Would you please reproduce all the entries exactly, leaving the pictures out?

RECORDS TO PROCESS section start

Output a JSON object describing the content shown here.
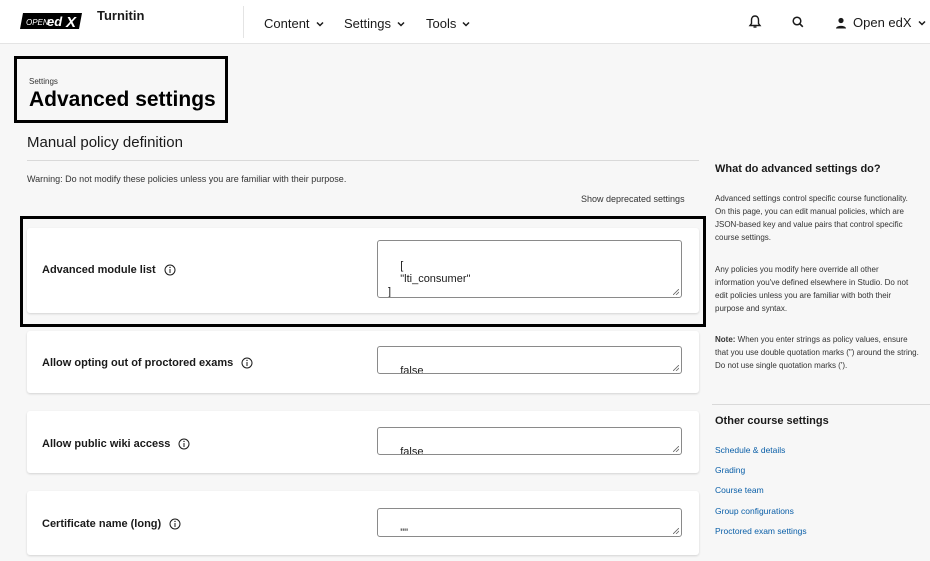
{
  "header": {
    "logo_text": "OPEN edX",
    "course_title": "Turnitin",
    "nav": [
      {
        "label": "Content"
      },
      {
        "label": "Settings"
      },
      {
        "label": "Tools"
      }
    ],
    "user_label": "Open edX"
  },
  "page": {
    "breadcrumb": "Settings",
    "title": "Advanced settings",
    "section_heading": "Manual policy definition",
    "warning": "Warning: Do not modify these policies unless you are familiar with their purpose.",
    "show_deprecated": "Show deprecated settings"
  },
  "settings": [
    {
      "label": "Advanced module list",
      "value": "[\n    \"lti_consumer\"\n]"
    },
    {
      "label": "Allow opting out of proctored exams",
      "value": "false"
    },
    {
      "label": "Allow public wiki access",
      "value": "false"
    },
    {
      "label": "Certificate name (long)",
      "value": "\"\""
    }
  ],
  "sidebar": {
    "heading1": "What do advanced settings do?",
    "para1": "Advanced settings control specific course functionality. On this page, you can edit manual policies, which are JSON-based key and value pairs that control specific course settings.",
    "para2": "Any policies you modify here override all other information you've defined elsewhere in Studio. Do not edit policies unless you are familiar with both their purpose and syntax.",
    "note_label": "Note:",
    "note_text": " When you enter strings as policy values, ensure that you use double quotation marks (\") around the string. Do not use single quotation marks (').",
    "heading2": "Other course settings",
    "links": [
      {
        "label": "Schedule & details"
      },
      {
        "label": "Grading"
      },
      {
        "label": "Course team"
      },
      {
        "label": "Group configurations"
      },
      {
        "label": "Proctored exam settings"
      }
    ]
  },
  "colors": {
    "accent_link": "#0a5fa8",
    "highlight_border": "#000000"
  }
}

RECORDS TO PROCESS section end

§ OUTPUT FOR THIS EXERCISE
Output a JSON object describing the content shown here.
{
  "header": {
    "logo_text": "OPEN edX",
    "course_title": "Turnitin",
    "nav": [
      {
        "label": "Content"
      },
      {
        "label": "Settings"
      },
      {
        "label": "Tools"
      }
    ],
    "user_label": "Open edX"
  },
  "page": {
    "breadcrumb": "Settings",
    "title": "Advanced settings",
    "section_heading": "Manual policy definition",
    "warning": "Warning: Do not modify these policies unless you are familiar with their purpose.",
    "show_deprecated": "Show deprecated settings"
  },
  "settings": [
    {
      "label": "Advanced module list",
      "value": "[\n    \"lti_consumer\"\n]"
    },
    {
      "label": "Allow opting out of proctored exams",
      "value": "false"
    },
    {
      "label": "Allow public wiki access",
      "value": "false"
    },
    {
      "label": "Certificate name (long)",
      "value": "\"\""
    }
  ],
  "sidebar": {
    "heading1": "What do advanced settings do?",
    "para1": "Advanced settings control specific course functionality. On this page, you can edit manual policies, which are JSON-based key and value pairs that control specific course settings.",
    "para2": "Any policies you modify here override all other information you've defined elsewhere in Studio. Do not edit policies unless you are familiar with both their purpose and syntax.",
    "note_label": "Note:",
    "note_text": " When you enter strings as policy values, ensure that you use double quotation marks (\") around the string. Do not use single quotation marks (').",
    "heading2": "Other course settings",
    "links": [
      {
        "label": "Schedule & details"
      },
      {
        "label": "Grading"
      },
      {
        "label": "Course team"
      },
      {
        "label": "Group configurations"
      },
      {
        "label": "Proctored exam settings"
      }
    ]
  },
  "colors": {
    "accent_link": "#0a5fa8",
    "highlight_border": "#000000"
  }
}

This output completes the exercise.